Professor

Teaching Fields

Degrees

Research Interests

Dr. Fones-Wolf's scholarship has focused on different aspects of twentieth century political, economic, and social history. A major theme of much of this work has been the struggle between organized labor and business to shape the ideas and images that constituted America’s political culture. Her first book Selling Free Enterprise: The Business Assault on Labor and Liberalism (1994) examined the ways business’s political and economic ideology permeated American society from the shop floor to the classroom, to the church, and the political arena during the late forties and fifties. It offers an answer for one of the most important questions in recent American history: how did a majority of Americans come to give uncritical support for big business and the market while growing increasingly suspicious of organized labor and government? 

This project led to a second book, Waves of Opposition (2006), in which she explored in greater depth organized labor’s efforts to challenge corporate domination of the mass media, particularly radio. Through the Depression and World War II, unionists vigorously fought efforts to ensure that labor had access to broadcasting, and they joined a loose coalition of reformers which fought unchecked commercialism, promoted public service, and sought to make radio more representative and democratic.

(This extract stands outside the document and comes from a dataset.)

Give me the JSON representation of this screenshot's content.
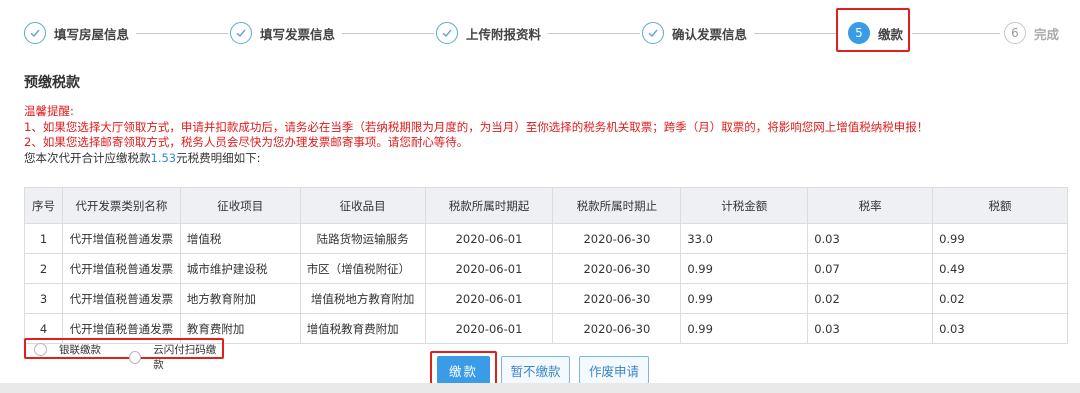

She recently published a book co-authored with Ken Fones-Wolf, Struggle for the Soul of the Postwar South: White Evangelical Protestants and Operation Dixie (University of Illinois Press, 2015) exploring religion, class relations, and politics in modern America. This work began in the early eighties with an article on the Progressive Era in an path-breaking labor history collection, Working Class America (1983). She and Ken have come back to the topic in the ensuing years. Indeed, Selling Free Enterprise explored the interaction of the business community and Protestant churches following World War II. In 1998 and 1999, she published two articles with Ken Fones-Wolf on the relationship between Protestantism and organized labor’s struggle for social justice. The latter article won the 1999 Woodrow Wilson Award for best scholarly article in American Presbyterian/Reformed history and Struggle for the Soul of the Postwar South won the 2015 Organization of American Historians David Montgomery Book Prize.

Selected Publications

Struggle for the Soul of the Postwar South: White Evangelical Protestants and Operation Dixie), University of Illinois Press, 2015 (Winner of Organization of American Historians David Montgomery Book Prize)

Waves of Opposition: Labor and the Struggle for Democratic Radio, 1933-58, University of Illinois Press, 2006.

Selling Free Enterprise: The Business Assault on Labor and Liberalism, 1945-60, University of Illinois Press, 1994 (winner of Phi Alpha Theta’s First Book Award, 1995).

Co-author, “Shirtsleeve Religion:  Business and the Post-War Industrial Chaplain
Movement,”  Business History Review (Spring 2015)

Co-author, An Adversary for Mr. Bryan:  West Virginia’s Forgotten Contribution to the Antievolution Crusade,” West Virginia History (Fall 20`4):  47-69

Co-author, “Religion, Human Relations, and Union Avoidance in the 1950s: The Electrical Industry’s Southern Strategy and Its Limits,” Enterprise and Society (March 2012): 154-85.

“No Laughing Matter: The UAW and Gender Construction in Labor Radio in Fifties America,” Labor: Studies in Working-Class History of the Americas 8 (Spring 2011): 77-108.

Co-author, “No Common Creed: White Working-Class Protestants and the CIO’s Operation Dixie,” in Donna Haverty-Stacke and Daniel J. Walkowitz, Continuum Companion to United States Labor History, Continuum Books, 2010.

Co-author, “Sanctifying the Southern Organizing Campaign: Protestant Activists in the CIO’s Operation Dixie,” Labor: Studies in Working-Class History of the Americas, Spring 2009 (winner, Labor Best Article Award, 2009).

“Broadcasting Unionism: Labor and FM Radio in Postwar America,” in Michael C. Keith, ed., Radio Cultures: The Sound Medium in American Life, Peter Lang, 2008.